Work to be completed>
For the entries below, how many lines contain the word "kind"? Reply with the number and nothing else.

Working data>

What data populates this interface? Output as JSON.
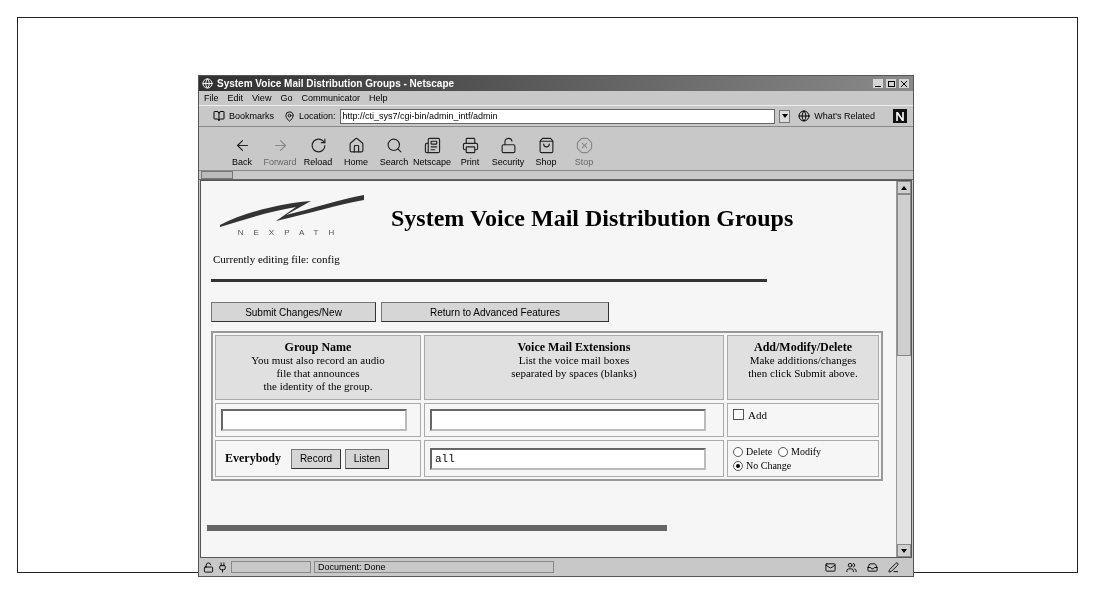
{
  "window": {
    "title": "System Voice Mail Distribution Groups - Netscape"
  },
  "menu": [
    "File",
    "Edit",
    "View",
    "Go",
    "Communicator",
    "Help"
  ],
  "location_bar": {
    "bookmarks": "Bookmarks",
    "location_label": "Location:",
    "url": "http://cti_sys7/cgi-bin/admin_intf/admin",
    "whats_related": "What's Related"
  },
  "toolbar": [
    {
      "kind": "back",
      "label": "Back",
      "disabled": false
    },
    {
      "kind": "forward",
      "label": "Forward",
      "disabled": true
    },
    {
      "kind": "reload",
      "label": "Reload",
      "disabled": false
    },
    {
      "kind": "home",
      "label": "Home",
      "disabled": false
    },
    {
      "kind": "search",
      "label": "Search",
      "disabled": false
    },
    {
      "kind": "netscape",
      "label": "Netscape",
      "disabled": false
    },
    {
      "kind": "print",
      "label": "Print",
      "disabled": false
    },
    {
      "kind": "security",
      "label": "Security",
      "disabled": false
    },
    {
      "kind": "shop",
      "label": "Shop",
      "disabled": false
    },
    {
      "kind": "stop",
      "label": "Stop",
      "disabled": true
    }
  ],
  "page": {
    "logo": "NEXPATH",
    "heading": "System Voice Mail Distribution Groups",
    "editing_note": "Currently editing file: config",
    "buttons": [
      "Submit Changes/New",
      "Return to Advanced Features"
    ],
    "table": {
      "columns": [
        {
          "title": "Group Name",
          "description": [
            "You must also record an audio",
            "file that announces",
            "the identity of the group."
          ]
        },
        {
          "title": "Voice Mail Extensions",
          "description": [
            "List the voice mail boxes",
            "separated by spaces (blanks)"
          ]
        },
        {
          "title": "Add/Modify/Delete",
          "description": [
            "Make additions/changes",
            "then click Submit above."
          ]
        }
      ],
      "new_row": {
        "add": {
          "label": "Add",
          "checked": false
        }
      },
      "rows": [
        {
          "name": "Everybody",
          "buttons": [
            "Record",
            "Listen"
          ],
          "extensions": "all",
          "actions": [
            {
              "label": "Delete",
              "selected": false
            },
            {
              "label": "Modify",
              "selected": false
            },
            {
              "label": "No Change",
              "selected": true
            }
          ]
        }
      ]
    }
  },
  "status_bar": {
    "text": "Document: Done"
  }
}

Response to this exercise>
10